Happy Summer Solstice

“The sun shines not on us but in us.” – John Muir
For many people around the world, today marks the celebration of the Summer Solstice, also known as Midsummer, or Litha. It is at this time that the Northern Hemisphere is tilted closest to the sun. In honor of fertility, light and abundance, communities have long used bonfires, music, dancing, and outdoor festivals as traditional features of both religious rituals and celebrations. In some modern Pagan practices, it is also believed that this holiday represents the highest ascendancy of masculine divinity. Additionally, while many people are basking the long days of light and heat, our friends in the Southern Hemisphere are celebrating and marking Winter solstice, a time of darkness, candles and inward reflection. This year, the Summer Solstice also happens to fall on the celebration of Father’s Day in the United States. The history of this secular holiday does not have the same radical roots as its counterpart Mother’s Day.

Guest Post: Midsummer’s Generative Promise

[With the Summer Solstice just a week away, we decided to take a pause from our regular schedule and invite Erick DuPree back to share his thoughts on this seasonal celebration. DuPree is the author of Alone in Her Presence: Meditations on the Goddess and editor of Finding the Masculine in Goddess’ Spiral. He teaches heart-centered practices that unite breath to heart, inviting a holistic relationship with the Goddess. His writing can be found on his own website as well as on the Patheos Pagan Channel.]

“Who made the world?” begins Mary Oliver’s poem The Summer Day … “Who made the world? 
Who made the swan, and the black bear? 
Who made the grasshopper?”

Column: The Candle
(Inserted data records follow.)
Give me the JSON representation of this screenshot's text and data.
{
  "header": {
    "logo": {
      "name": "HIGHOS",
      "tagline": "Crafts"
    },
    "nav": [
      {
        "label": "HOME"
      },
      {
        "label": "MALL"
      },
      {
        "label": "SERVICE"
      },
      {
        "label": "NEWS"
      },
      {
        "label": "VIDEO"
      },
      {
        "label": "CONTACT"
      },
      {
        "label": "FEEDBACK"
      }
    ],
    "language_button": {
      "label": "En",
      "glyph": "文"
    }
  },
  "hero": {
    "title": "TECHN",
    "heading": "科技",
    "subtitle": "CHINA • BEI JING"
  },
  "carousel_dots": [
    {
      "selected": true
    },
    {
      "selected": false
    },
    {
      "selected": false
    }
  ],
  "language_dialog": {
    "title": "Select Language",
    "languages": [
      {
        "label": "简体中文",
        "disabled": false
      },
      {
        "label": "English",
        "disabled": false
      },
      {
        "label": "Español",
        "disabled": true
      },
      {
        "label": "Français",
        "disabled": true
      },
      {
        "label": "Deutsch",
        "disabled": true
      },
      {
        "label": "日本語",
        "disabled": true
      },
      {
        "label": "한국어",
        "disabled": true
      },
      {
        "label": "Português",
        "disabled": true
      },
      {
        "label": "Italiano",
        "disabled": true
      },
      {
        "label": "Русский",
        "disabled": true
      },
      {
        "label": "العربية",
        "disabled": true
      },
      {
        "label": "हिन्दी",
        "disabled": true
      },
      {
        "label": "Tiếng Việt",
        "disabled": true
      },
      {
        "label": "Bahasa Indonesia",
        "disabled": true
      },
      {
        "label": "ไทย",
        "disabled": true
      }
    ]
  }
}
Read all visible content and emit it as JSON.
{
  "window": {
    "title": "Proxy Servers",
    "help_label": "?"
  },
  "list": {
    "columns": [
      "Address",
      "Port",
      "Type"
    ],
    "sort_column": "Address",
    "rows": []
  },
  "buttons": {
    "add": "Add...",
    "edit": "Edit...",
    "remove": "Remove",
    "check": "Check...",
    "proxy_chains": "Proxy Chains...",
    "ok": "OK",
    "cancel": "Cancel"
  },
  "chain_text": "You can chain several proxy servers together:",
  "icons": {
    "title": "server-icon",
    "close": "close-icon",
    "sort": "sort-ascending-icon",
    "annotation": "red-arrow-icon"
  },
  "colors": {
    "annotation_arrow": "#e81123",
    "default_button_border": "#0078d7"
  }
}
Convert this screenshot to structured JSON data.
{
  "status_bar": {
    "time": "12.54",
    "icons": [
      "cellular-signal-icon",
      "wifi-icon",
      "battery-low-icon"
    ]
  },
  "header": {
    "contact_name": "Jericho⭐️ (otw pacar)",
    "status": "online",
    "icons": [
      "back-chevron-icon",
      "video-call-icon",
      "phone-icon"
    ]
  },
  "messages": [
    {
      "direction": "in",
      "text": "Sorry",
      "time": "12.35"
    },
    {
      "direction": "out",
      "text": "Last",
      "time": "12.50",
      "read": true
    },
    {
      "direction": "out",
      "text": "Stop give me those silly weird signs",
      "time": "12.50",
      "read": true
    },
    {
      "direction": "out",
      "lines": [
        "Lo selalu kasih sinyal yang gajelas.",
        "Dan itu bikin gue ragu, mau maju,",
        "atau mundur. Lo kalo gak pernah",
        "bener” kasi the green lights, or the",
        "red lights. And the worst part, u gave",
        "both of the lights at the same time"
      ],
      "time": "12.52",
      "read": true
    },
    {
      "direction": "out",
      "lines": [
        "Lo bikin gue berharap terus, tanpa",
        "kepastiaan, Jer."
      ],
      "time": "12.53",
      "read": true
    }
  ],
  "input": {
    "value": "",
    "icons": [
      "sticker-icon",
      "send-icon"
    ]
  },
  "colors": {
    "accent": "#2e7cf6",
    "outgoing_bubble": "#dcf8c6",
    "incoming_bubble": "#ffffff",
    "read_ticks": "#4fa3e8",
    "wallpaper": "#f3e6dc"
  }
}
Part three of my columns on Iceland. Previously: Oxararfoss and Njord. This candle has traveled further in its short life than I traveled in the first twenty-two years of mine. I bought it at my favorite metaphysical shoppe back home.1 It came with me from Missouri to Minneapolis, and from there, to Reykjavík, where it sat on the hard plastic desk bolted to the wall of my dorm room for the first week of my stay. Now we are sitting at a picnic table hidden in a copse of trees next to Tjörnin, a lake in downtown Reykjavík, my candle and I. I am looking at it in the half-light, running my fingers along its surface.

Happy Summer Solstice

“The sun shines not on us but in us.” – John Muir
Today is the celebration of the Summer Solstice, also known as Midsummer, or Litha. It is at this time that the Northern Hemisphere is tilted closest to the sun (the opposite being true for our friends in the Southern Hemisphere who are celebrating the Winter Solstice). It is a time of fertility and celebration: bonfires, maypoles, dancing, and outdoor festivals have been traditional during this time for most of human history. In some modern Pagan faiths it is believed that this holiday represents the highest ascendancy of masculine divinity. Here are some recent quotes on this day from the press, along with some words from those who celebrate the Summer Solstice as a holiday.

Happy Summer Solstice

“Green was the silence, wet was the light, the month of June trembled like a butterfly”. – Pablo Neruda
Today is the celebration of the Summer Solstice*, also known as Midsummer, or Litha. It is at this time that the Northern Hemisphere is tilted closest to the sun (the opposite being true for our friends in the Southern Hemisphere who are celebrating the Winter Solstice). It is a time of fertility and celebration: bonfires, maypoles, dancing, and outdoor festivals have been traditional during this time for most of human history. In some modern Pagan faiths it is believed that this holiday represents the highest ascendancy of masculine divinity.